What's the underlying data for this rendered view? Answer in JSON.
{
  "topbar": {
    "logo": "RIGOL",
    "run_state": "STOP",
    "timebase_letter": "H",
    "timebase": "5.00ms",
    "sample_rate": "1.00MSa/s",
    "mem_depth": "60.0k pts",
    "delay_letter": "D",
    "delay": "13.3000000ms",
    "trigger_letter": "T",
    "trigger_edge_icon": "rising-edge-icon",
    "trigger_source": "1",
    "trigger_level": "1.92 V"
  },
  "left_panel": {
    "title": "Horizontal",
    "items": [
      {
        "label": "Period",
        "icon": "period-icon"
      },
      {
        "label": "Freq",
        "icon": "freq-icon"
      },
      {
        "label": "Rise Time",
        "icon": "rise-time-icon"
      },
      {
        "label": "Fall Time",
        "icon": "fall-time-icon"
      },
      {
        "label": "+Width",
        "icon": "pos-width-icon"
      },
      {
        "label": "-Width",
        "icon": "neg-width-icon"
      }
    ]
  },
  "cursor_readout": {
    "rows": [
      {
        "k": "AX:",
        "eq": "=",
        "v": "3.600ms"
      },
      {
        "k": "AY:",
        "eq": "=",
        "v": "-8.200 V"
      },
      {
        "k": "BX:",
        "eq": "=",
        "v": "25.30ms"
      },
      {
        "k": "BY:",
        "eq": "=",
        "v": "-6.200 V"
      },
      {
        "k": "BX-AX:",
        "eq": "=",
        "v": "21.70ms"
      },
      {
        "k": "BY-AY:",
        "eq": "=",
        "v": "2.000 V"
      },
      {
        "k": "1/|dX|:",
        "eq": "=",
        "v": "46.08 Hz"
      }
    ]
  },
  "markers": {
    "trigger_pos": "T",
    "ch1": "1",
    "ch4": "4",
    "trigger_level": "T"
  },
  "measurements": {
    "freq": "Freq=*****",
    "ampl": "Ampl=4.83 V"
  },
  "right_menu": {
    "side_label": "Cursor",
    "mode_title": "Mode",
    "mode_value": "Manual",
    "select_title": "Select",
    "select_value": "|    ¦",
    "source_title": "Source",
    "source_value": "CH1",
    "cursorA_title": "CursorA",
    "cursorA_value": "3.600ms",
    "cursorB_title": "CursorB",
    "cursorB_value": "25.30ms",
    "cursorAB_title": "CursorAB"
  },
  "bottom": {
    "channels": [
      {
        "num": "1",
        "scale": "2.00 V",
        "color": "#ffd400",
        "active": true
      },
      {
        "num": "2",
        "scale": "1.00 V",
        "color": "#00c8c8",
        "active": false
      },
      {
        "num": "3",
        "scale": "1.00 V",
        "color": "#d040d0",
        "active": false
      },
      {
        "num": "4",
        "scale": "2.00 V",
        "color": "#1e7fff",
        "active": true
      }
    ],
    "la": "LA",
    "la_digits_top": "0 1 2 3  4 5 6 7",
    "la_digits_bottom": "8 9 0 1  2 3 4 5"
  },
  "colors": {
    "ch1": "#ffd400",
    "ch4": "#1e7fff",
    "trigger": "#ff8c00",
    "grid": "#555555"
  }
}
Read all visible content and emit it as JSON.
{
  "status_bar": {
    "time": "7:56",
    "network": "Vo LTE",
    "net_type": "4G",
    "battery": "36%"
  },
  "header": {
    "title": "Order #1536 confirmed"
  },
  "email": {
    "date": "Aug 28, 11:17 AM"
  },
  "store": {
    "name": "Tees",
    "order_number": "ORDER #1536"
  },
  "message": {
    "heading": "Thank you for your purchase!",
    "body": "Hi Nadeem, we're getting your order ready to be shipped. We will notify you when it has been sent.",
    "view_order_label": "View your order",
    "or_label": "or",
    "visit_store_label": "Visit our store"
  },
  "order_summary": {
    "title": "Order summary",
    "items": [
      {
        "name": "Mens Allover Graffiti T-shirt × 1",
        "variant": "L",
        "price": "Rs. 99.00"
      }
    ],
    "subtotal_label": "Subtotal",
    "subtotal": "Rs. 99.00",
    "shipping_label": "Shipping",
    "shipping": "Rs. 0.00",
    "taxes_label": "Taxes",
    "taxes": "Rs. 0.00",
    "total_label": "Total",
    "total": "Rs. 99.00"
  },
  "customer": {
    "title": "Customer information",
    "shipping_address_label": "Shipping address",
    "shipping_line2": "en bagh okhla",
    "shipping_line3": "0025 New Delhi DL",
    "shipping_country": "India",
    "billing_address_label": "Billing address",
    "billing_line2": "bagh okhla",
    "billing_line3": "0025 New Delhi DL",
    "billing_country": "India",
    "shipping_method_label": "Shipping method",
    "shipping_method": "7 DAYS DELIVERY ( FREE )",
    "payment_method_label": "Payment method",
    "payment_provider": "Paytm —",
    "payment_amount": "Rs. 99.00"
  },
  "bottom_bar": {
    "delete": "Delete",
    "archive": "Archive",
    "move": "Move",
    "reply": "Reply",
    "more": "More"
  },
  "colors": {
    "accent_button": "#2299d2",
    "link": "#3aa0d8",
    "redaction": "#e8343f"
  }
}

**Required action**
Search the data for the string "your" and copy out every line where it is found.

**Exercise answer**
    "heading": "Thank you for your purchase!",
    "body": "Hi Nadeem, we're getting your order ready to be shipped. We will notify you when it has been sent.",
    "view_order_label": "View your order",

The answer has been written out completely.